Print the records below exactly, with no pictures.

START Available data

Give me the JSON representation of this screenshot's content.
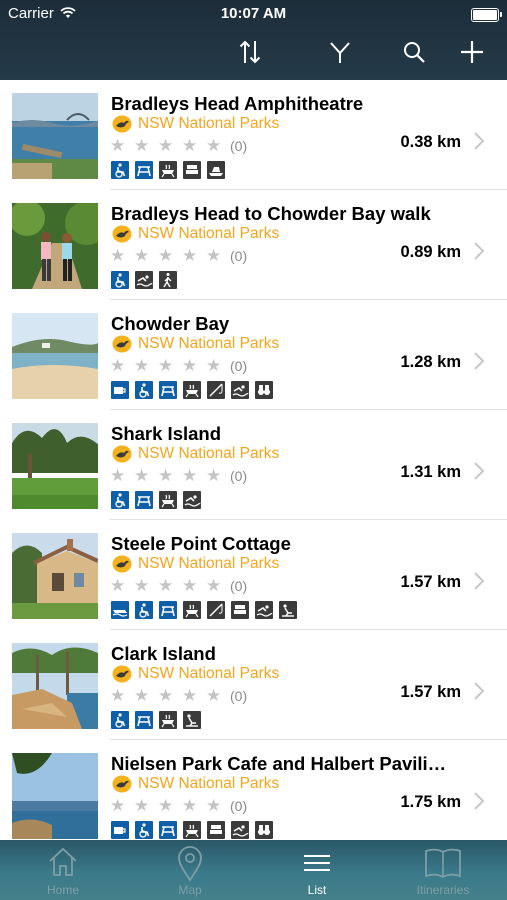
{
  "status_bar": {
    "carrier": "Carrier",
    "time": "10:07 AM"
  },
  "toolbar": {
    "sort_icon": "sort-icon",
    "filter_icon": "filter-icon",
    "search_icon": "search-icon",
    "add_icon": "add-icon"
  },
  "colors": {
    "header": "#1d2d3a",
    "org": "#f3a51d",
    "facility_blue": "#0f5ea8",
    "facility_dark": "#3b3b3b",
    "tabbar": "#3a7a8a"
  },
  "places": [
    {
      "name": "Bradleys Head Amphitheatre",
      "org": "NSW National Parks",
      "rating": 0,
      "rating_count": "(0)",
      "distance": "0.38 km",
      "facilities": [
        "accessible",
        "picnic",
        "bbq",
        "toilets",
        "boat-ramp"
      ]
    },
    {
      "name": "Bradleys Head to Chowder Bay walk",
      "org": "NSW National Parks",
      "rating": 0,
      "rating_count": "(0)",
      "distance": "0.89 km",
      "facilities": [
        "accessible",
        "swimming",
        "walking"
      ]
    },
    {
      "name": "Chowder Bay",
      "org": "NSW National Parks",
      "rating": 0,
      "rating_count": "(0)",
      "distance": "1.28 km",
      "facilities": [
        "cafe",
        "accessible",
        "picnic",
        "bbq",
        "fishing",
        "swimming",
        "lookout"
      ]
    },
    {
      "name": "Shark Island",
      "org": "NSW National Parks",
      "rating": 0,
      "rating_count": "(0)",
      "distance": "1.31 km",
      "facilities": [
        "accessible",
        "picnic",
        "bbq",
        "swimming"
      ]
    },
    {
      "name": "Steele Point Cottage",
      "org": "NSW National Parks",
      "rating": 0,
      "rating_count": "(0)",
      "distance": "1.57 km",
      "facilities": [
        "boating",
        "accessible",
        "picnic",
        "bbq",
        "fishing",
        "toilets",
        "swimming",
        "diving"
      ]
    },
    {
      "name": "Clark Island",
      "org": "NSW National Parks",
      "rating": 0,
      "rating_count": "(0)",
      "distance": "1.57 km",
      "facilities": [
        "accessible",
        "picnic",
        "bbq",
        "diving"
      ]
    },
    {
      "name": "Nielsen Park Cafe and Halbert Pavili…",
      "org": "NSW National Parks",
      "rating": 0,
      "rating_count": "(0)",
      "distance": "1.75 km",
      "facilities": [
        "cafe",
        "accessible",
        "picnic",
        "bbq",
        "toilets",
        "swimming",
        "lookout"
      ]
    }
  ],
  "tabs": [
    {
      "label": "Home",
      "icon": "home-icon",
      "active": false
    },
    {
      "label": "Map",
      "icon": "map-pin-icon",
      "active": false
    },
    {
      "label": "List",
      "icon": "list-icon",
      "active": true
    },
    {
      "label": "Itineraries",
      "icon": "book-icon",
      "active": false
    }
  ]
}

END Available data

__Result below__
Give me the JSON representation of this screenshot's content.
{
  "status_bar": {
    "carrier": "Carrier",
    "time": "10:07 AM"
  },
  "toolbar": {
    "sort_icon": "sort-icon",
    "filter_icon": "filter-icon",
    "search_icon": "search-icon",
    "add_icon": "add-icon"
  },
  "colors": {
    "header": "#1d2d3a",
    "org": "#f3a51d",
    "facility_blue": "#0f5ea8",
    "facility_dark": "#3b3b3b",
    "tabbar": "#3a7a8a"
  },
  "places": [
    {
      "name": "Bradleys Head Amphitheatre",
      "org": "NSW National Parks",
      "rating": 0,
      "rating_count": "(0)",
      "distance": "0.38 km",
      "facilities": [
        "accessible",
        "picnic",
        "bbq",
        "toilets",
        "boat-ramp"
      ]
    },
    {
      "name": "Bradleys Head to Chowder Bay walk",
      "org": "NSW National Parks",
      "rating": 0,
      "rating_count": "(0)",
      "distance": "0.89 km",
      "facilities": [
        "accessible",
        "swimming",
        "walking"
      ]
    },
    {
      "name": "Chowder Bay",
      "org": "NSW National Parks",
      "rating": 0,
      "rating_count": "(0)",
      "distance": "1.28 km",
      "facilities": [
        "cafe",
        "accessible",
        "picnic",
        "bbq",
        "fishing",
        "swimming",
        "lookout"
      ]
    },
    {
      "name": "Shark Island",
      "org": "NSW National Parks",
      "rating": 0,
      "rating_count": "(0)",
      "distance": "1.31 km",
      "facilities": [
        "accessible",
        "picnic",
        "bbq",
        "swimming"
      ]
    },
    {
      "name": "Steele Point Cottage",
      "org": "NSW National Parks",
      "rating": 0,
      "rating_count": "(0)",
      "distance": "1.57 km",
      "facilities": [
        "boating",
        "accessible",
        "picnic",
        "bbq",
        "fishing",
        "toilets",
        "swimming",
        "diving"
      ]
    },
    {
      "name": "Clark Island",
      "org": "NSW National Parks",
      "rating": 0,
      "rating_count": "(0)",
      "distance": "1.57 km",
      "facilities": [
        "accessible",
        "picnic",
        "bbq",
        "diving"
      ]
    },
    {
      "name": "Nielsen Park Cafe and Halbert Pavili…",
      "org": "NSW National Parks",
      "rating": 0,
      "rating_count": "(0)",
      "distance": "1.75 km",
      "facilities": [
        "cafe",
        "accessible",
        "picnic",
        "bbq",
        "toilets",
        "swimming",
        "lookout"
      ]
    }
  ],
  "tabs": [
    {
      "label": "Home",
      "icon": "home-icon",
      "active": false
    },
    {
      "label": "Map",
      "icon": "map-pin-icon",
      "active": false
    },
    {
      "label": "List",
      "icon": "list-icon",
      "active": true
    },
    {
      "label": "Itineraries",
      "icon": "book-icon",
      "active": false
    }
  ]
}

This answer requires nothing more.